Your task - Your answer must match the entries below word for word.

Element data from apps and pages -

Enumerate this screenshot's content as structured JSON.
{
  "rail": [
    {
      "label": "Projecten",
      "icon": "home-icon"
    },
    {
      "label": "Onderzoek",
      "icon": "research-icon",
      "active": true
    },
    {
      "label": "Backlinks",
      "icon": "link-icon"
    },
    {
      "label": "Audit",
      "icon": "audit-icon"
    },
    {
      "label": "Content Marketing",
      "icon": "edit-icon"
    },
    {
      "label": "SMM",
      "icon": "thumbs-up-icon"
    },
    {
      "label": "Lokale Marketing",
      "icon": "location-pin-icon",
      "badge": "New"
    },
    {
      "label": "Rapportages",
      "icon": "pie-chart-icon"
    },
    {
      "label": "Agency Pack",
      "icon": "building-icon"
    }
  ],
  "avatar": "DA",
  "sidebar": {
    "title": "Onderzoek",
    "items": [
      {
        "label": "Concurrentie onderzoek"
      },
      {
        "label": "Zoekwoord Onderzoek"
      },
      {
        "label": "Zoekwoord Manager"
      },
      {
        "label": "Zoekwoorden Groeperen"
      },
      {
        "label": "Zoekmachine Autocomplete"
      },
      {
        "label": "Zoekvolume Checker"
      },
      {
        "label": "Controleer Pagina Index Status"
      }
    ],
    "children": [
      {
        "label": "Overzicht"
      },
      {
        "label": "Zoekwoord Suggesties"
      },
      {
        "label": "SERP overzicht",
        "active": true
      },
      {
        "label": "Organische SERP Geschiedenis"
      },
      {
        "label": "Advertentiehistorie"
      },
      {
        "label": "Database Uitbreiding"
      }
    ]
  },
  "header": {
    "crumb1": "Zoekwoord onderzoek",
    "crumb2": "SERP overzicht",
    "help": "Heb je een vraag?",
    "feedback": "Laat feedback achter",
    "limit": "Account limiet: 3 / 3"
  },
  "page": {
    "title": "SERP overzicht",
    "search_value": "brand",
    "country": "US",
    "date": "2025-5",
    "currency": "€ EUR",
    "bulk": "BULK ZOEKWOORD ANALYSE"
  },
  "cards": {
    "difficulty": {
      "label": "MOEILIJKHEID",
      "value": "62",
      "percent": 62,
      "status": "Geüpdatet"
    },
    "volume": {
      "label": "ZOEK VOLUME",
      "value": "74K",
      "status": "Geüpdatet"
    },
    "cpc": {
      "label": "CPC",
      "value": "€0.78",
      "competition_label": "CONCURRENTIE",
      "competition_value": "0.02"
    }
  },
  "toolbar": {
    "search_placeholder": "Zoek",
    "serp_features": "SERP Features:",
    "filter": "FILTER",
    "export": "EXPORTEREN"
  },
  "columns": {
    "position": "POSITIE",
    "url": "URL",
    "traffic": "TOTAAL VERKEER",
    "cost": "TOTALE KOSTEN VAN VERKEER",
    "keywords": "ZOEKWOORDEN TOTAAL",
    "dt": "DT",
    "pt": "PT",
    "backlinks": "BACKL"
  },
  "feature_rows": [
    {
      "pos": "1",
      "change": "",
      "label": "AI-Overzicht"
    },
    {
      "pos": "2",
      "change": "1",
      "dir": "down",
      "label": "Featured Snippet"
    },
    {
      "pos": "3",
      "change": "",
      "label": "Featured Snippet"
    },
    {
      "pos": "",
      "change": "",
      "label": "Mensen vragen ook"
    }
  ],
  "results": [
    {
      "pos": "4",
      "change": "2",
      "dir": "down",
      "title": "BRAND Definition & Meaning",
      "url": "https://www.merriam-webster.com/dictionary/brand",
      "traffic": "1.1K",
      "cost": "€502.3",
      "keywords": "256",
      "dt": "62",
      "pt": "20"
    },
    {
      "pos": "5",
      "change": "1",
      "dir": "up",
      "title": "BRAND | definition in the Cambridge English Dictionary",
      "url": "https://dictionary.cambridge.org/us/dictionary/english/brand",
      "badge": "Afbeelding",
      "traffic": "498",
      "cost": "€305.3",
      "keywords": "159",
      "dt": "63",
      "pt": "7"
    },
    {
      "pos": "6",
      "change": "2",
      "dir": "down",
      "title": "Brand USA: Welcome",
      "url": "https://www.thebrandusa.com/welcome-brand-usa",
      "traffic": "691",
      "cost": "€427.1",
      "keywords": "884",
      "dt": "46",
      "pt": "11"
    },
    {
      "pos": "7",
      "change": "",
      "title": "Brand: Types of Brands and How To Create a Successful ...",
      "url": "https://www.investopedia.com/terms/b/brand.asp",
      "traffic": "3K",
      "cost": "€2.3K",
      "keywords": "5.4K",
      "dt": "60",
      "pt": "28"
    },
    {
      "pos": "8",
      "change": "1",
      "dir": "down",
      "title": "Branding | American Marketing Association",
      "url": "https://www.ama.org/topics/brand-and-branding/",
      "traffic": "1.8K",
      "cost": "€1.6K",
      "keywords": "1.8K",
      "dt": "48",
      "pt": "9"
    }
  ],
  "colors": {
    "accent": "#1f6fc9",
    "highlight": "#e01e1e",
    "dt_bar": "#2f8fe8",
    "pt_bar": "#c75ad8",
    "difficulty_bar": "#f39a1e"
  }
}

Finished task -
Enumerate this screenshot's content as structured JSON.
{
  "rail": [
    {
      "label": "Projecten",
      "icon": "home-icon"
    },
    {
      "label": "Onderzoek",
      "icon": "research-icon",
      "active": true
    },
    {
      "label": "Backlinks",
      "icon": "link-icon"
    },
    {
      "label": "Audit",
      "icon": "audit-icon"
    },
    {
      "label": "Content Marketing",
      "icon": "edit-icon"
    },
    {
      "label": "SMM",
      "icon": "thumbs-up-icon"
    },
    {
      "label": "Lokale Marketing",
      "icon": "location-pin-icon",
      "badge": "New"
    },
    {
      "label": "Rapportages",
      "icon": "pie-chart-icon"
    },
    {
      "label": "Agency Pack",
      "icon": "building-icon"
    }
  ],
  "avatar": "DA",
  "sidebar": {
    "title": "Onderzoek",
    "items": [
      {
        "label": "Concurrentie onderzoek"
      },
      {
        "label": "Zoekwoord Onderzoek"
      },
      {
        "label": "Zoekwoord Manager"
      },
      {
        "label": "Zoekwoorden Groeperen"
      },
      {
        "label": "Zoekmachine Autocomplete"
      },
      {
        "label": "Zoekvolume Checker"
      },
      {
        "label": "Controleer Pagina Index Status"
      }
    ],
    "children": [
      {
        "label": "Overzicht"
      },
      {
        "label": "Zoekwoord Suggesties"
      },
      {
        "label": "SERP overzicht",
        "active": true
      },
      {
        "label": "Organische SERP Geschiedenis"
      },
      {
        "label": "Advertentiehistorie"
      },
      {
        "label": "Database Uitbreiding"
      }
    ]
  },
  "header": {
    "crumb1": "Zoekwoord onderzoek",
    "crumb2": "SERP overzicht",
    "help": "Heb je een vraag?",
    "feedback": "Laat feedback achter",
    "limit": "Account limiet: 3 / 3"
  },
  "page": {
    "title": "SERP overzicht",
    "search_value": "brand",
    "country": "US",
    "date": "2025-5",
    "currency": "€ EUR",
    "bulk": "BULK ZOEKWOORD ANALYSE"
  },
  "cards": {
    "difficulty": {
      "label": "MOEILIJKHEID",
      "value": "62",
      "percent": 62,
      "status": "Geüpdatet"
    },
    "volume": {
      "label": "ZOEK VOLUME",
      "value": "74K",
      "status": "Geüpdatet"
    },
    "cpc": {
      "label": "CPC",
      "value": "€0.78",
      "competition_label": "CONCURRENTIE",
      "competition_value": "0.02"
    }
  },
  "toolbar": {
    "search_placeholder": "Zoek",
    "serp_features": "SERP Features:",
    "filter": "FILTER",
    "export": "EXPORTEREN"
  },
  "columns": {
    "position": "POSITIE",
    "url": "URL",
    "traffic": "TOTAAL VERKEER",
    "cost": "TOTALE KOSTEN VAN VERKEER",
    "keywords": "ZOEKWOORDEN TOTAAL",
    "dt": "DT",
    "pt": "PT",
    "backlinks": "BACKL"
  },
  "feature_rows": [
    {
      "pos": "1",
      "change": "",
      "label": "AI-Overzicht"
    },
    {
      "pos": "2",
      "change": "1",
      "dir": "down",
      "label": "Featured Snippet"
    },
    {
      "pos": "3",
      "change": "",
      "label": "Featured Snippet"
    },
    {
      "pos": "",
      "change": "",
      "label": "Mensen vragen ook"
    }
  ],
  "results": [
    {
      "pos": "4",
      "change": "2",
      "dir": "down",
      "title": "BRAND Definition & Meaning",
      "url": "https://www.merriam-webster.com/dictionary/brand",
      "traffic": "1.1K",
      "cost": "€502.3",
      "keywords": "256",
      "dt": "62",
      "pt": "20"
    },
    {
      "pos": "5",
      "change": "1",
      "dir": "up",
      "title": "BRAND | definition in the Cambridge English Dictionary",
      "url": "https://dictionary.cambridge.org/us/dictionary/english/brand",
      "badge": "Afbeelding",
      "traffic": "498",
      "cost": "€305.3",
      "keywords": "159",
      "dt": "63",
      "pt": "7"
    },
    {
      "pos": "6",
      "change": "2",
      "dir": "down",
      "title": "Brand USA: Welcome",
      "url": "https://www.thebrandusa.com/welcome-brand-usa",
      "traffic": "691",
      "cost": "€427.1",
      "keywords": "884",
      "dt": "46",
      "pt": "11"
    },
    {
      "pos": "7",
      "change": "",
      "title": "Brand: Types of Brands and How To Create a Successful ...",
      "url": "https://www.investopedia.com/terms/b/brand.asp",
      "traffic": "3K",
      "cost": "€2.3K",
      "keywords": "5.4K",
      "dt": "60",
      "pt": "28"
    },
    {
      "pos": "8",
      "change": "1",
      "dir": "down",
      "title": "Branding | American Marketing Association",
      "url": "https://www.ama.org/topics/brand-and-branding/",
      "traffic": "1.8K",
      "cost": "€1.6K",
      "keywords": "1.8K",
      "dt": "48",
      "pt": "9"
    }
  ],
  "colors": {
    "accent": "#1f6fc9",
    "highlight": "#e01e1e",
    "dt_bar": "#2f8fe8",
    "pt_bar": "#c75ad8",
    "difficulty_bar": "#f39a1e"
  }
}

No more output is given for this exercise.